“As for the overall results for the year, the following picture has developed: most of all manifestations of extremism were recorded according to the criterion of ‘illegal possession, manufacture and distribution of weapons’ – 746 such cases … The second place is occupied with attempts to prepare terrorist acts, mining of buildings, all statements that we hear about mined premises … there have been 567 of them this year. The third place is taken by the threat to the lives of civil servants, politicians, journalists, public figures … someone have their cars blown up, someone is threatened by force, someone is kidnapped,” he said.
Also, according to Bondarenko, over the past year there have been 14 cases of attempts to seize power and government agencies.
In terms of the number of cases of extremism, Kyiv, Odesa and Dnipropetrovsk regions are “in the lead” in the regional scope.
“Basically in Ukraine, right-wing radical groups are associated with extremism. To a certain extent, this corresponds to reality … Despite the fact that these groups and political structures have combat experience, in our opinion (and this is confirmed by law enforcement agencies), they are not ready to introduce forceful methods of struggle,” head of projects of the Foundation Ukrainian Politics/UP Foundation Oleh Vytiahov said.
“The fight against extremism is being conducted chaotically in Ukraine … Certain crimes that carry extremist signs are attributed to the jurisdiction of various law enforcement agencies … We propose … to systematically work to create a state program to counter extremism. In addition to the right-wing radical, there is also the left-radical extremism,” he stressed.
“It is necessary to define what extremism is within the framework of the legislative field of Ukraine … Then we will be able to develop a law on countering extremism.”

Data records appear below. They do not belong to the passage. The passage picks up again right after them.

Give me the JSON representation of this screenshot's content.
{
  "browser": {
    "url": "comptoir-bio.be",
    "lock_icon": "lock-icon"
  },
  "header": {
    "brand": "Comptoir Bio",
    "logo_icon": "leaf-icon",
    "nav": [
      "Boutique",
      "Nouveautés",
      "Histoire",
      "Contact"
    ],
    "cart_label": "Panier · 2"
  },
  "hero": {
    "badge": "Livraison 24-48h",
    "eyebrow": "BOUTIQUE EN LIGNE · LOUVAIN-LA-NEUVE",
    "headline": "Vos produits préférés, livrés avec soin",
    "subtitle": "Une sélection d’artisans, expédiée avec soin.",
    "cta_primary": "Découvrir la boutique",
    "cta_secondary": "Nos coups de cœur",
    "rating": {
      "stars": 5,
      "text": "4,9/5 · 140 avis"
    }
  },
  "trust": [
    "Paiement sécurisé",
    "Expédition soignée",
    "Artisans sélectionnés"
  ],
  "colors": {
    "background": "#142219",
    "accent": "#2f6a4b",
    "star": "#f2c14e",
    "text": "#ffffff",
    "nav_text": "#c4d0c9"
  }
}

An expert survey, titled “100 days of President Volodymyr Zelensky,” conducted from August 19 to August 26 by Ilko Kucheriv Democratic Initiatives Foundation Fund was presented in Kyiv on Wednesday. Some 51 experts were included in the study. They said Zelensky’s main success in the first 100 days was the dissolution of the parliament and the further success of the Servant of the People Party in early parliamentary elections, which allowed the formation of a one-party majority.

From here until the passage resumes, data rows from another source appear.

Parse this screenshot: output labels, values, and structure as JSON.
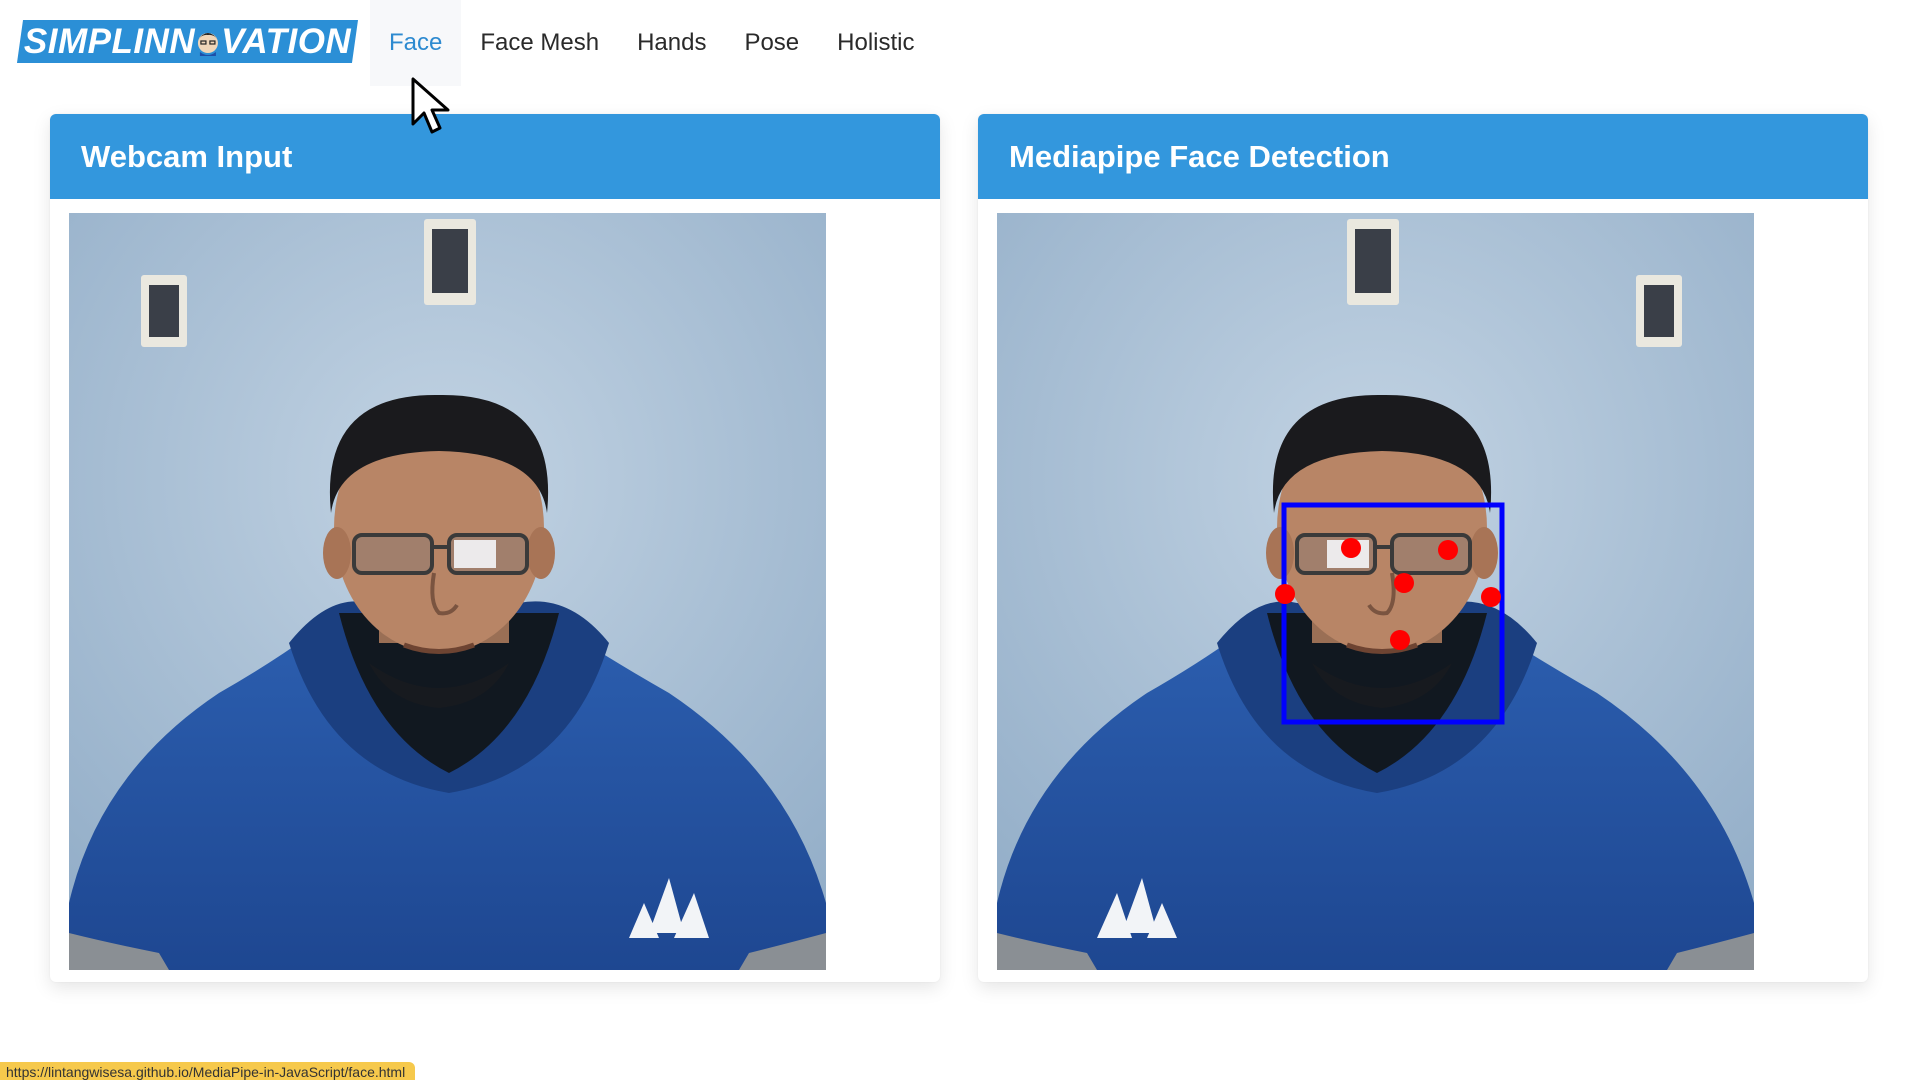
{
  "brand": {
    "text_pre": "SIMPLINN",
    "text_post": "VATION"
  },
  "nav": {
    "items": [
      {
        "label": "Face",
        "active": true
      },
      {
        "label": "Face Mesh",
        "active": false
      },
      {
        "label": "Hands",
        "active": false
      },
      {
        "label": "Pose",
        "active": false
      },
      {
        "label": "Holistic",
        "active": false
      }
    ]
  },
  "panels": {
    "input": {
      "title": "Webcam Input"
    },
    "output": {
      "title": "Mediapipe Face Detection"
    }
  },
  "status_bar": {
    "url": "https://lintangwisesa.github.io/MediaPipe-in-JavaScript/face.html"
  },
  "colors": {
    "accent": "#3397dd",
    "active_nav": "#2d8ad0",
    "detection_box": "#0000ff",
    "keypoints": "#ff0000",
    "status_bar": "#f6c94c"
  },
  "icons": [
    "cursor-arrow-icon",
    "brand-face-icon"
  ]
}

Experts also noted the president’s foreign policy efforts: first foreign trips, establishing contacts with leaders of the EU countries, Canada, a planned meeting with U.S. President Donald Trump.
Among the successes, Zelensky’s initiatives on the peace process in Donbas are also mentioned, along with activation of the Minsk process, efforts to conduct negotiations in the “Normandy format,” the issue of prisoner exchange.
To the president’s failures, experts attribute individual staff appointments and appointments to government posts on the basis of personal acquaintance and loyalty, rather than professionalism. The same applies to the inclusion of people with an ambiguous reputation in the Servant of the People Party list.
Experts also note foreign policy failures – in particular, the lack of efforts to counteract the return of Russia to Parliamentary Assembly of the Council of Europe and the lack of initiative to tighten sanctions against Russia for not fulfilling the decision to release Ukrainian sailors and issuing passports in occupied Donbas.
Zelensky’s style of behavior during public meetings in the regions and the ineffectiveness of the ceasefire in Donbas was already regarded as a failure.
Experts believe that Zelensky’s main task is to confront Russian aggression by all diplomatic methods, including strengthening sanctions against Russia, preserving the “anti-Putin” coalition for the liberation of Donbas and Crimea, as well as Ukrainian political prisoners and captives.
For comparison, experts gave President Petro Poroshenko 6.3 points for his first 100 days, with his predecessor Viktor Yanukovych receiving 2.7 points. Yanukovych fled to Russia in early 2014.